◆ ACTIVITY ◆
After going through the data, give the number of lines that contain the word "public" as your sole answer.

◆ MATERIAL FOR THIS TASK ◆
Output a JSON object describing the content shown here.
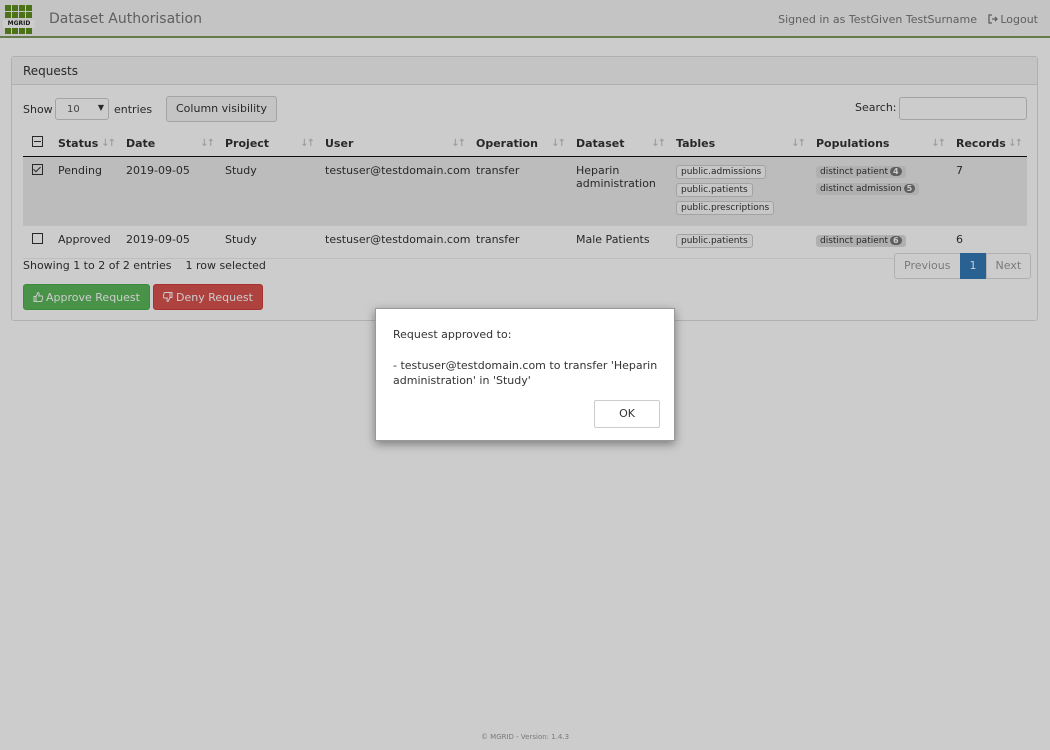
{
  "navbar": {
    "logo_text": "MGRID",
    "title": "Dataset Authorisation",
    "signed_in": "Signed in as TestGiven TestSurname",
    "logout": "Logout"
  },
  "panel": {
    "heading": "Requests",
    "show_label": "Show",
    "entries_value": "10",
    "entries_label": "entries",
    "column_visibility": "Column visibility",
    "search_label": "Search:",
    "search_value": ""
  },
  "table": {
    "headers": [
      "Status",
      "Date",
      "Project",
      "User",
      "Operation",
      "Dataset",
      "Tables",
      "Populations",
      "Records"
    ],
    "rows": [
      {
        "selected": true,
        "status": "Pending",
        "date": "2019-09-05",
        "project": "Study",
        "user": "testuser@testdomain.com",
        "operation": "transfer",
        "dataset": "Heparin administration",
        "tables": [
          "public.admissions",
          "public.patients",
          "public.prescriptions"
        ],
        "populations": [
          {
            "label": "distinct patient",
            "count": "4"
          },
          {
            "label": "distinct admission",
            "count": "5"
          }
        ],
        "records": "7"
      },
      {
        "selected": false,
        "status": "Approved",
        "date": "2019-09-05",
        "project": "Study",
        "user": "testuser@testdomain.com",
        "operation": "transfer",
        "dataset": "Male Patients",
        "tables": [
          "public.patients"
        ],
        "populations": [
          {
            "label": "distinct patient",
            "count": "6"
          }
        ],
        "records": "6"
      }
    ]
  },
  "info": {
    "showing": "Showing 1 to 2 of 2 entries",
    "selected": "1 row selected"
  },
  "pagination": {
    "previous": "Previous",
    "current": "1",
    "next": "Next"
  },
  "actions": {
    "approve": "Approve Request",
    "deny": "Deny Request"
  },
  "dialog": {
    "message": "Request approved to:",
    "item": "-  testuser@testdomain.com to transfer 'Heparin administration' in 'Study'",
    "ok": "OK"
  },
  "footer": "© MGRID - Version: 1.4.3",
  "colors": {
    "brand_green": "#5f8f1f",
    "approve": "#5cb85c",
    "deny": "#d9534f",
    "active_page": "#337ab7"
  },
  "icons": [
    "logout-icon",
    "thumbs-up-icon",
    "thumbs-down-icon",
    "sort-icon"
  ]
}
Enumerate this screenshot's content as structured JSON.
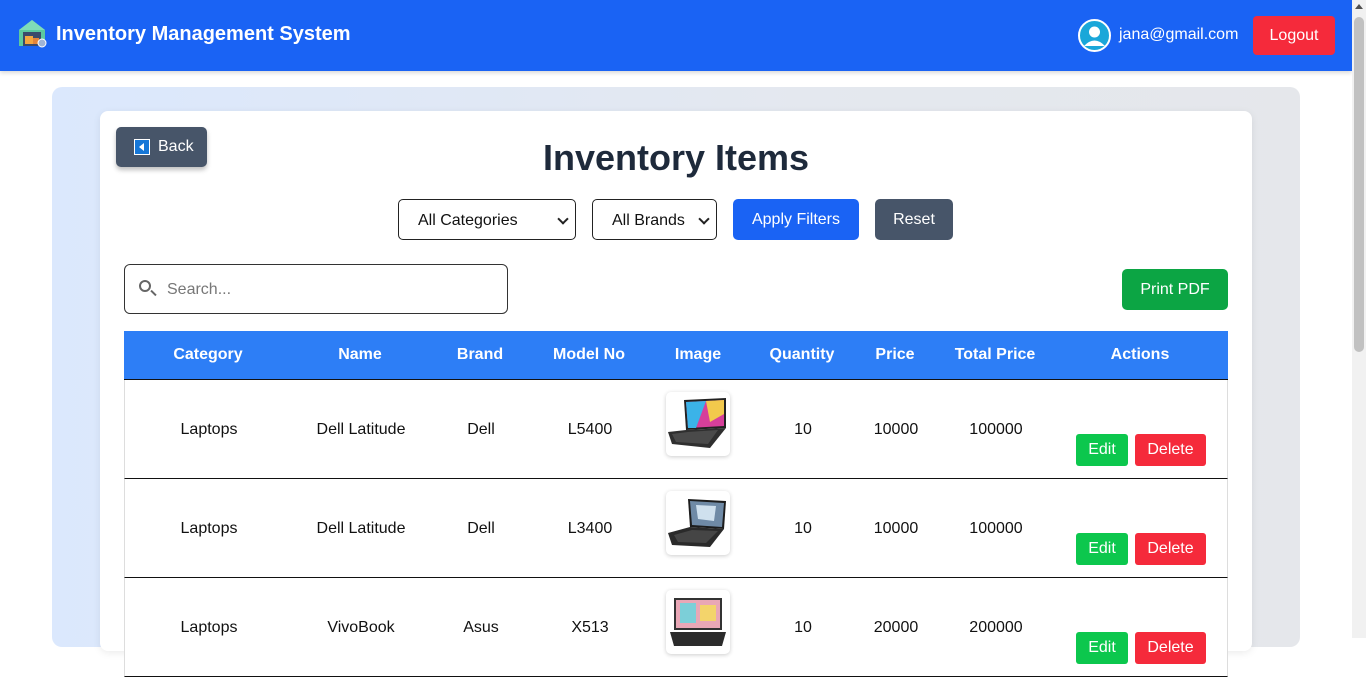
{
  "header": {
    "app_title": "Inventory Management System",
    "user_email": "jana@gmail.com",
    "logout_label": "Logout",
    "brand_color": "#1a63f4"
  },
  "page": {
    "back_label": "Back",
    "title": "Inventory Items",
    "filters": {
      "category_selected": "All Categories",
      "brand_selected": "All Brands",
      "apply_label": "Apply Filters",
      "reset_label": "Reset"
    },
    "search": {
      "placeholder": "Search...",
      "value": ""
    },
    "print_label": "Print PDF"
  },
  "table": {
    "headers": [
      "Category",
      "Name",
      "Brand",
      "Model No",
      "Image",
      "Quantity",
      "Price",
      "Total Price",
      "Actions"
    ],
    "rows": [
      {
        "category": "Laptops",
        "name": "Dell Latitude",
        "brand": "Dell",
        "model": "L5400",
        "image": "laptop-image",
        "quantity": "10",
        "price": "10000",
        "total": "100000",
        "edit": "Edit",
        "delete": "Delete"
      },
      {
        "category": "Laptops",
        "name": "Dell Latitude",
        "brand": "Dell",
        "model": "L3400",
        "image": "laptop-image",
        "quantity": "10",
        "price": "10000",
        "total": "100000",
        "edit": "Edit",
        "delete": "Delete"
      },
      {
        "category": "Laptops",
        "name": "VivoBook",
        "brand": "Asus",
        "model": "X513",
        "image": "laptop-image",
        "quantity": "10",
        "price": "20000",
        "total": "200000",
        "edit": "Edit",
        "delete": "Delete"
      }
    ]
  }
}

◆ RESPONSE TO THIS EXERCISE ◆
4